▸ **Records provided**
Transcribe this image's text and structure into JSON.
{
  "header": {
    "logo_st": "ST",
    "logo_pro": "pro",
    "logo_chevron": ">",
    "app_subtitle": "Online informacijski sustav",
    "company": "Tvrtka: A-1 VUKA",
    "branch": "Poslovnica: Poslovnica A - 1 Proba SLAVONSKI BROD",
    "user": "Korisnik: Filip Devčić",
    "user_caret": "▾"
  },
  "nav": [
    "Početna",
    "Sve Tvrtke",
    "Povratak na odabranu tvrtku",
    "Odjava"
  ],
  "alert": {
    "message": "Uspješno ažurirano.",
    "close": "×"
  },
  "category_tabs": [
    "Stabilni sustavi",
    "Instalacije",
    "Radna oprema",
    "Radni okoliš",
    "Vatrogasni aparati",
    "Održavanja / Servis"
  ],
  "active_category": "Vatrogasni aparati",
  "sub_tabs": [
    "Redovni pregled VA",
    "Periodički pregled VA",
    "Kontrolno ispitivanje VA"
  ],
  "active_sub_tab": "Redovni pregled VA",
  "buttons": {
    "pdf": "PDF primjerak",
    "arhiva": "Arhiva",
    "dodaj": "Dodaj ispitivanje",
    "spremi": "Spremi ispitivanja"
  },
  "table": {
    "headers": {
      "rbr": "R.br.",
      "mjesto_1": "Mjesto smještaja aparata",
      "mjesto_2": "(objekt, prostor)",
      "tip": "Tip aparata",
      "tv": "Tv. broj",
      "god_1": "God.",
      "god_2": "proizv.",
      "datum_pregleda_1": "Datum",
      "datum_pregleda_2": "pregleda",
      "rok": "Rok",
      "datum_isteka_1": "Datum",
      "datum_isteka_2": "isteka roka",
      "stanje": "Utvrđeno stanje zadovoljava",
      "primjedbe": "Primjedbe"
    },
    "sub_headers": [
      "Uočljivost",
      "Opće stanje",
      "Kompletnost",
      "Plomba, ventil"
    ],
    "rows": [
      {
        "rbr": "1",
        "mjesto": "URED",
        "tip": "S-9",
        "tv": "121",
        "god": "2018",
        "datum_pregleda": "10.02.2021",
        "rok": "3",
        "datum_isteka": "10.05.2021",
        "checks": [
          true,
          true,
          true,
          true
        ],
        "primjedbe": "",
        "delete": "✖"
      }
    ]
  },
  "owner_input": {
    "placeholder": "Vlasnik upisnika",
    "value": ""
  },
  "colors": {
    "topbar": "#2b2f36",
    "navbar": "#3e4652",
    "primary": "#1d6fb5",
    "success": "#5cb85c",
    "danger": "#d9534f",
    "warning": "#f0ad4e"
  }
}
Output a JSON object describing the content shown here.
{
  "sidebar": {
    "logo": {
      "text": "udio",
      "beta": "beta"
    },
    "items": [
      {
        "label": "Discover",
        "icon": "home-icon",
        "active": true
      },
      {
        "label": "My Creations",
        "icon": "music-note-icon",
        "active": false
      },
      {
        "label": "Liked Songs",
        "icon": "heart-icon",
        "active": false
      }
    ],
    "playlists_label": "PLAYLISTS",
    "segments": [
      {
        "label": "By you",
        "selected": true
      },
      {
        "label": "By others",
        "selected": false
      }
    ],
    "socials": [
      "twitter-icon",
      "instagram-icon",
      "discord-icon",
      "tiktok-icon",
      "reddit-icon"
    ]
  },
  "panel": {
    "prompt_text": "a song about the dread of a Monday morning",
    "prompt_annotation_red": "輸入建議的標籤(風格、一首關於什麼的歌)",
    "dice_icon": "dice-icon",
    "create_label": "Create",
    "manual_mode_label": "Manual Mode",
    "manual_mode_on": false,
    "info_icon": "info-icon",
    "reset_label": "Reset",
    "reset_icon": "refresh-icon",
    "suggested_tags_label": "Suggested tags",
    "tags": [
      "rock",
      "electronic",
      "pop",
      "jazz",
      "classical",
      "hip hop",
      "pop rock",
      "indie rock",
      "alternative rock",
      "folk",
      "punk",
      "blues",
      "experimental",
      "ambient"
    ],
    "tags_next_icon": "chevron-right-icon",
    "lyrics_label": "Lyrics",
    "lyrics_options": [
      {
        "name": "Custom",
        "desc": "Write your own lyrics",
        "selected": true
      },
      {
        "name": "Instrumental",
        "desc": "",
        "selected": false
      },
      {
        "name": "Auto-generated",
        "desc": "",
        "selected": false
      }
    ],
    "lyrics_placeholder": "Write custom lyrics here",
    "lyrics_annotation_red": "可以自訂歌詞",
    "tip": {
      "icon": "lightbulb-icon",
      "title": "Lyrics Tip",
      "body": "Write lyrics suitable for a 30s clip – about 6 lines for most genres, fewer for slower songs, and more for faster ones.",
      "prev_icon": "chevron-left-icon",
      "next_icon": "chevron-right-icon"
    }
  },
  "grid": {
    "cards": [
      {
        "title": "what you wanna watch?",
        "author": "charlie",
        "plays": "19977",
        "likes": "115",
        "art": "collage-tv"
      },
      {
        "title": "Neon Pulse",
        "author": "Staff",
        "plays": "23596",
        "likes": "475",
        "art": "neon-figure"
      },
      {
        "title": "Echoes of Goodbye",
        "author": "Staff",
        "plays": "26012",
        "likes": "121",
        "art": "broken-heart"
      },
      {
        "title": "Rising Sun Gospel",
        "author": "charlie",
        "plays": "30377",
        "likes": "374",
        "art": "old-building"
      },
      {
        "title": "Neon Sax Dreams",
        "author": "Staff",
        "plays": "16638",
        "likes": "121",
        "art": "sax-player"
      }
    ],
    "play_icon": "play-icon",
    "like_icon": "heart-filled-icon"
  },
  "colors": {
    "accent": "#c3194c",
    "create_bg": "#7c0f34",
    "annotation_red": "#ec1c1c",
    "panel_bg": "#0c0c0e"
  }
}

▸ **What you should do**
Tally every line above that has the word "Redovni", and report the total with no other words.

▸ **Result of this exercise**
2